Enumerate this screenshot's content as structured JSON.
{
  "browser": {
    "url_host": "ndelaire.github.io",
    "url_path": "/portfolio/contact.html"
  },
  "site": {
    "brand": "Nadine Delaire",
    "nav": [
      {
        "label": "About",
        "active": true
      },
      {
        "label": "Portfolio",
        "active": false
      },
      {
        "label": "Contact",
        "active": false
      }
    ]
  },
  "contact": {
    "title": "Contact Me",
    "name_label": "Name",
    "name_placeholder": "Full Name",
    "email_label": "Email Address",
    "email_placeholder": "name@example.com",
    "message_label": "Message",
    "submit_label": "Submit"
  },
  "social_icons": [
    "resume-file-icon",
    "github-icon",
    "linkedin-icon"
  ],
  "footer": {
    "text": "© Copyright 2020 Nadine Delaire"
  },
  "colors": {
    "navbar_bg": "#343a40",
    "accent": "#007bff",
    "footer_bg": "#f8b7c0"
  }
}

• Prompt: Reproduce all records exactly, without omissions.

• Reply:
Enumerate this screenshot's content as structured JSON.
{
  "browser": {
    "url_host": "ndelaire.github.io",
    "url_path": "/portfolio/contact.html"
  },
  "site": {
    "brand": "Nadine Delaire",
    "nav": [
      {
        "label": "About",
        "active": true
      },
      {
        "label": "Portfolio",
        "active": false
      },
      {
        "label": "Contact",
        "active": false
      }
    ]
  },
  "contact": {
    "title": "Contact Me",
    "name_label": "Name",
    "name_placeholder": "Full Name",
    "email_label": "Email Address",
    "email_placeholder": "name@example.com",
    "message_label": "Message",
    "submit_label": "Submit"
  },
  "social_icons": [
    "resume-file-icon",
    "github-icon",
    "linkedin-icon"
  ],
  "footer": {
    "text": "© Copyright 2020 Nadine Delaire"
  },
  "colors": {
    "navbar_bg": "#343a40",
    "accent": "#007bff",
    "footer_bg": "#f8b7c0"
  }
}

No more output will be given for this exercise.